Gas-cooled small modular reactors operate at high temperatures up to 1,000 degrees celsius, are small and transportable, and can power areas that lack gridlines or support existing grids. These reactors are also practically autonomous, with minimal refueling and maintenance needs. Professor Revankar speaks to how nuclear energy complements the emergence of renewable energy, as it produces 55 percent of America’s carbon-free energy. Because many renewables are intermittent and dependent on environmental conditions, it is important to have a base energy that supplies continuous power that simultaneously supports environmental health.

In order to be licensed, reactor designs must contain detailed accident mitigation technologies and procedures.  Because small modular reactors have not been commercially built/operated yet, the regulatory process is still under way. To this end, Revankar is working to address depolarisation nuclear accidents, in which reactors have leaks from their primary systems. When this occurs, there is a chance the oxygen will come back and oxidize the reactor core, which can lead to overheating and meltdown. Revankar is developing an experimental setup, in collaboration with Texas A&M University and the Imperial College of London, through which they can test these accidents and determine mitigation strategies. This research will help ensure the safety of the gas-cooled reactors and assist developed and developing countries in reducing their greenhouse gas emissions.

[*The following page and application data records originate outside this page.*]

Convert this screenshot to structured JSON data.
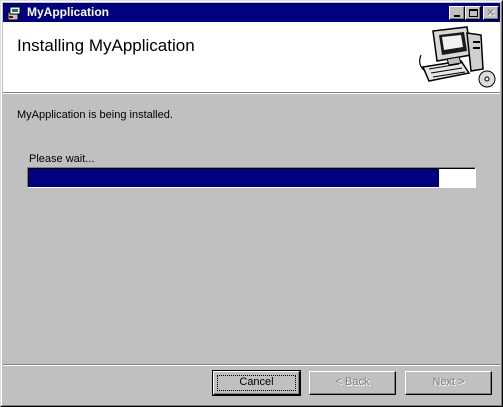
{
  "window": {
    "title": "MyApplication",
    "icon": "installer-app-icon"
  },
  "titlebar_buttons": {
    "minimize": "minimize-icon",
    "maximize": "maximize-icon",
    "close": "close-icon"
  },
  "header": {
    "title": "Installing MyApplication",
    "graphic": "computer-setup-icon"
  },
  "status": {
    "message": "MyApplication is being installed.",
    "wait_text": "Please wait..."
  },
  "progress": {
    "fraction": 0.92,
    "fill_color": "#000080"
  },
  "buttons": {
    "cancel": "Cancel",
    "back": "< Back",
    "next": "Next >"
  },
  "colors": {
    "titlebar": "#000080",
    "face": "#c0c0c0",
    "header_bg": "#ffffff"
  }
}
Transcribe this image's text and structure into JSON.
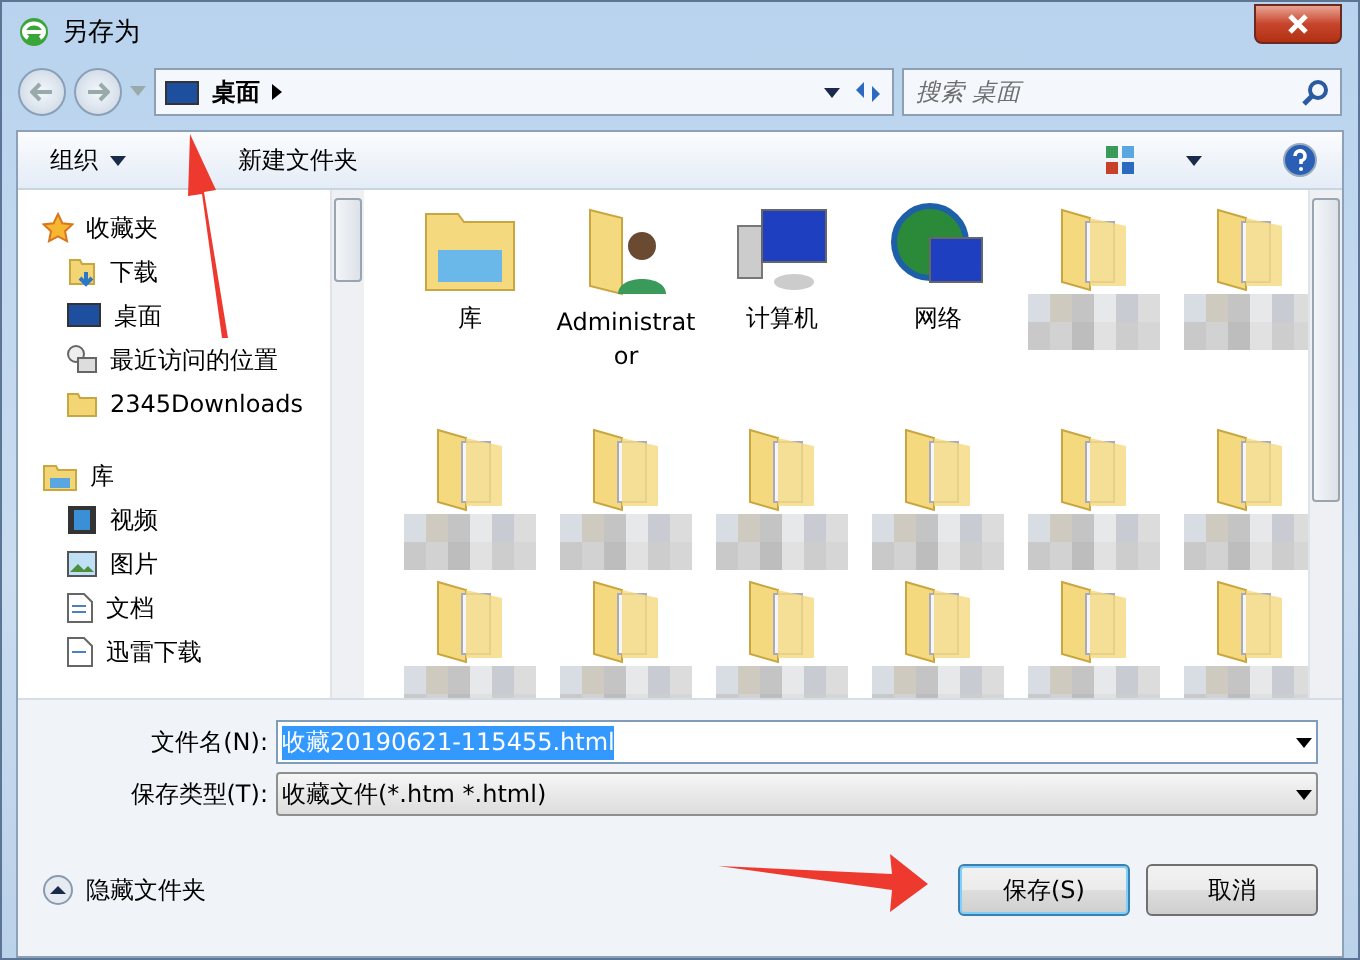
{
  "window": {
    "title": "另存为"
  },
  "address": {
    "location": "桌面",
    "search_placeholder": "搜索 桌面"
  },
  "toolbar": {
    "organize": "组织",
    "new_folder": "新建文件夹"
  },
  "sidebar": {
    "groups": [
      {
        "label": "收藏夹",
        "kind": "favorites",
        "children": [
          {
            "label": "下载",
            "kind": "download"
          },
          {
            "label": "桌面",
            "kind": "desktop"
          },
          {
            "label": "最近访问的位置",
            "kind": "recent"
          },
          {
            "label": "2345Downloads",
            "kind": "folder"
          }
        ]
      },
      {
        "label": "库",
        "kind": "library",
        "children": [
          {
            "label": "视频",
            "kind": "video"
          },
          {
            "label": "图片",
            "kind": "picture"
          },
          {
            "label": "文档",
            "kind": "document"
          },
          {
            "label": "迅雷下载",
            "kind": "download-doc"
          }
        ]
      }
    ]
  },
  "files": [
    {
      "kind": "library",
      "label": "库"
    },
    {
      "kind": "user",
      "label": "Administrator"
    },
    {
      "kind": "computer",
      "label": "计算机"
    },
    {
      "kind": "network",
      "label": "网络"
    },
    {
      "kind": "folder"
    },
    {
      "kind": "folder"
    },
    {
      "kind": "folder"
    },
    {
      "kind": "folder"
    },
    {
      "kind": "folder"
    },
    {
      "kind": "folder"
    },
    {
      "kind": "folder"
    },
    {
      "kind": "folder"
    },
    {
      "kind": "folder"
    },
    {
      "kind": "folder"
    },
    {
      "kind": "folder"
    },
    {
      "kind": "folder"
    },
    {
      "kind": "folder"
    },
    {
      "kind": "folder"
    }
  ],
  "form": {
    "filename_label": "文件名(N):",
    "filename": "收藏20190621-115455.html",
    "type_label": "保存类型(T):",
    "type": "收藏文件(*.htm *.html)"
  },
  "footer": {
    "hide_folders": "隐藏文件夹",
    "save": "保存(S)",
    "cancel": "取消"
  }
}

This summer, Professor Revankar worked with both undergraduate and graduate students to perform scaling analysis on the experimental system setup, in addition to work with CAD modeling and other design projects. His research is approachable for college students of all ages, relevant, and pertinent to the success of generation IV reactors. Revankar’s passion for the field is tangible in each conversation he has, and he is driven each day by the passion exuded by his students, nuclear’s boundless applications, and the constant evolution and excitement of the field.

This is one of four episodes featuring Purdue University's Nuclear Engineering. Listen to more about Nuclear Engineering and others engineering topics at the Purdue Engineering podcast website

Special thanks to Destiny White, our guest host for this podcast.  Destiny is a junior in nuclear engineering at Purdue University. Throughout her three years, she has participated in activities ranging from rowing to nuclear security research. She currently serves as the founder and president of Minorities in Nuclear Engineering and Sciences (MINES), the treasurer of Purdue’s American Nuclear Society chapter, and a teaching assistant for the honors engineering program. Her current career aspiration is to work with uranium chemistry and safeguards inspection. 

 

Presented by

Purdue College of Engineering